  • Permit continued operations when the Internet is down. Many of our customers have factories in far flung areas with a ready workforce. In some of these factories, the internet connection has not been considered a high priority. Should the Internet go down, the Edge Server is capable of continuing operations for a very long while. When connectivity is restored, the Edge Server synchronizes with the cloud as needed without loss of service.
  • Reduce cloud compute and storage costs. The Edge Server can capture messages and telemetry as frequently as it is generated. Since cloud traffic is often priced per message and storage is priced per transaction, the Edge Server can summarize messages to a unit of time that still provides the benefits of getting telemetry with the unit of time needed to provide effective time series analysis. For example, if you have a device generating messages every tenth of a second, the Edge Server can respond to emergent conditions in real-time. It can also provide summarize these transactions and distill them down to min, max, & mean of values in a minute’s worth of data for submission to history significantly reducing the cloud services and storage required without loss of fidelity.
  • Enterprise Scalability. Edge servers are an integral component to permit enterprise scalability. The edge server is where the AI models are stored and executed. But AI models are not static and need to be refreshed for reasons of model drift, new products or changing production configurations. An organization’s AI models can be stored in the cloud and “pushed” down as updated models are made available.
  • Spyglass Visual Inspection applies the advantages of a hybrid/cloud deployment to centralize model management in the cloud and simultaneously provide local control of real-time operations at the edge.

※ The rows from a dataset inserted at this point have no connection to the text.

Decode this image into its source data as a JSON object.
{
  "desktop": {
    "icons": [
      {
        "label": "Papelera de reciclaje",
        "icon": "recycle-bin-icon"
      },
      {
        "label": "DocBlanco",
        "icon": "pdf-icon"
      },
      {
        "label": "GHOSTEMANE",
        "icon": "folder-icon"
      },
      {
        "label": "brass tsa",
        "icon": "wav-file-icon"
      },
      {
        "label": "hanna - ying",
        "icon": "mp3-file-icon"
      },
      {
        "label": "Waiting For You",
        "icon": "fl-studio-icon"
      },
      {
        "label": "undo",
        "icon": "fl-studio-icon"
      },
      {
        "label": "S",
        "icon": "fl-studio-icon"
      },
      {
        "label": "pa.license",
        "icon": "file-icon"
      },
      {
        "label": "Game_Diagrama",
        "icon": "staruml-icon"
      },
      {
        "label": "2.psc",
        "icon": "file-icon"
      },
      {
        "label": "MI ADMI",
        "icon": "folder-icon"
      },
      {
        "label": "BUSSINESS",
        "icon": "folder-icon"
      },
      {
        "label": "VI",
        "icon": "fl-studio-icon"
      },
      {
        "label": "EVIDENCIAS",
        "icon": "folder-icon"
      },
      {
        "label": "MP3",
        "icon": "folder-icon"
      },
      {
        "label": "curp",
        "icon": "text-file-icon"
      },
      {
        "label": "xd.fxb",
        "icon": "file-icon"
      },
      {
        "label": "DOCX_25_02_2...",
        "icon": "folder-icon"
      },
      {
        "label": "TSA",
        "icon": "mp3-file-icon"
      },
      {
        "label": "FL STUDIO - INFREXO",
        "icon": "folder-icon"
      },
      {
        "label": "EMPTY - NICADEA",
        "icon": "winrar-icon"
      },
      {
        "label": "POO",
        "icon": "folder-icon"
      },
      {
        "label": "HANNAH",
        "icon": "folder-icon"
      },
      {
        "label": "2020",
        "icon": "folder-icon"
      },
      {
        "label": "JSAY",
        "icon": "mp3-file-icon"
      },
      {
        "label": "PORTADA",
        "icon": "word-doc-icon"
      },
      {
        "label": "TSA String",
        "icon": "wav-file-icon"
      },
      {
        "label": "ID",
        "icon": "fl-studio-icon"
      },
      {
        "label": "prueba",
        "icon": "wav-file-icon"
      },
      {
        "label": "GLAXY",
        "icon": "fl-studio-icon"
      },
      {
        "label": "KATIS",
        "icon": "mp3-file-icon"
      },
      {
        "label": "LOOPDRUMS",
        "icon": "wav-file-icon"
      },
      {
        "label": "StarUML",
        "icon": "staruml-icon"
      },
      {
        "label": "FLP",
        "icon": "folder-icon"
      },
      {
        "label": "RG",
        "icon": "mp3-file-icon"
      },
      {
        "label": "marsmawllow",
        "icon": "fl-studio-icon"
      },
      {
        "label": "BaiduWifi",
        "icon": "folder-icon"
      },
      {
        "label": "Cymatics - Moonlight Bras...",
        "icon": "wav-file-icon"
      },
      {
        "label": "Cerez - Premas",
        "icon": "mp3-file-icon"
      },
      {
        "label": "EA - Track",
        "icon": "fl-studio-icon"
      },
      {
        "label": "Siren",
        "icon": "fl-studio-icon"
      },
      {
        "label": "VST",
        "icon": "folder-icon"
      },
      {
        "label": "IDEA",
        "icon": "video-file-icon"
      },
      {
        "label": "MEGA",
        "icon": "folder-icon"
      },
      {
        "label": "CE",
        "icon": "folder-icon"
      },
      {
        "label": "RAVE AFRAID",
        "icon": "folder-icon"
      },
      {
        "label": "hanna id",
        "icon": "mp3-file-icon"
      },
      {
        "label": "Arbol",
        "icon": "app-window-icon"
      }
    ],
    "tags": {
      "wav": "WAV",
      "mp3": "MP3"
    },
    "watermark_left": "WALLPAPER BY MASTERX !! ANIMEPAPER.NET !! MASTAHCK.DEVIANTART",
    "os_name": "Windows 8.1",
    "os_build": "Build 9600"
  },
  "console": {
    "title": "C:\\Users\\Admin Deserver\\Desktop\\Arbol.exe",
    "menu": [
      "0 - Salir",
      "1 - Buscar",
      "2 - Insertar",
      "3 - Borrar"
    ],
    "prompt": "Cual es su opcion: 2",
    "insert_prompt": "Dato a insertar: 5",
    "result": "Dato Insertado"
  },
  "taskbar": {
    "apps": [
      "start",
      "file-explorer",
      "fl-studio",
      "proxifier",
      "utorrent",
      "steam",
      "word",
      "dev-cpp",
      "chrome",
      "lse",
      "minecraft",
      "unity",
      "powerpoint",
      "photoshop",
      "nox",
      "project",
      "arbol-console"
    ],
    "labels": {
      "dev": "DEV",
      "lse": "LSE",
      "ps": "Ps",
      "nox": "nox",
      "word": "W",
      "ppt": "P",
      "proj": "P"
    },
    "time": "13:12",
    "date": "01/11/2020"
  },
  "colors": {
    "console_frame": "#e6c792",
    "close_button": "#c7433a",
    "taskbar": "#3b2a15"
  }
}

In the cloud:

      • You maintain your labeled image libraries. The centralized store allows you to train on images gathered from any site and line, so pooling the examples of rare defects and improving the model’s ability to recognize them.
      • Label new images that are flagged for investigation adding them to the collection.
      • Re-train and evaluate models without burdening the edge workloads.
      • Maintain histories of model versions, their over-the-air deployments and on-site performance.

At the edge:

      • You only make a small percentage of defects so the edge only send copies of interesting images to add to the cloud collection, thus conserving bandwidth and balancing out libraries.
      • Receive new models over-the-air, but only introduce them using policies specific to each edge device. The process owners decide when and how to introduce new models with partial cut-overs to prove efficacy and so they always know what versions are being used and choose when they are introduced.
      • Receive over-the-air updates to software that will only be installed on an approved outage. Process owners are in full-control of the upgrades to Spyglass Visual Inspection.

I hope this primer on edge intelligence has been helpful. If you’d like a deeper dive, here is a video of Microsoft’s David Armour, Principal PM Manager, Azure Stack and Mariner’s Peter Darragh, VP of Product Engineering doing a deep dive on Microsoft’s Azure Stack Edge.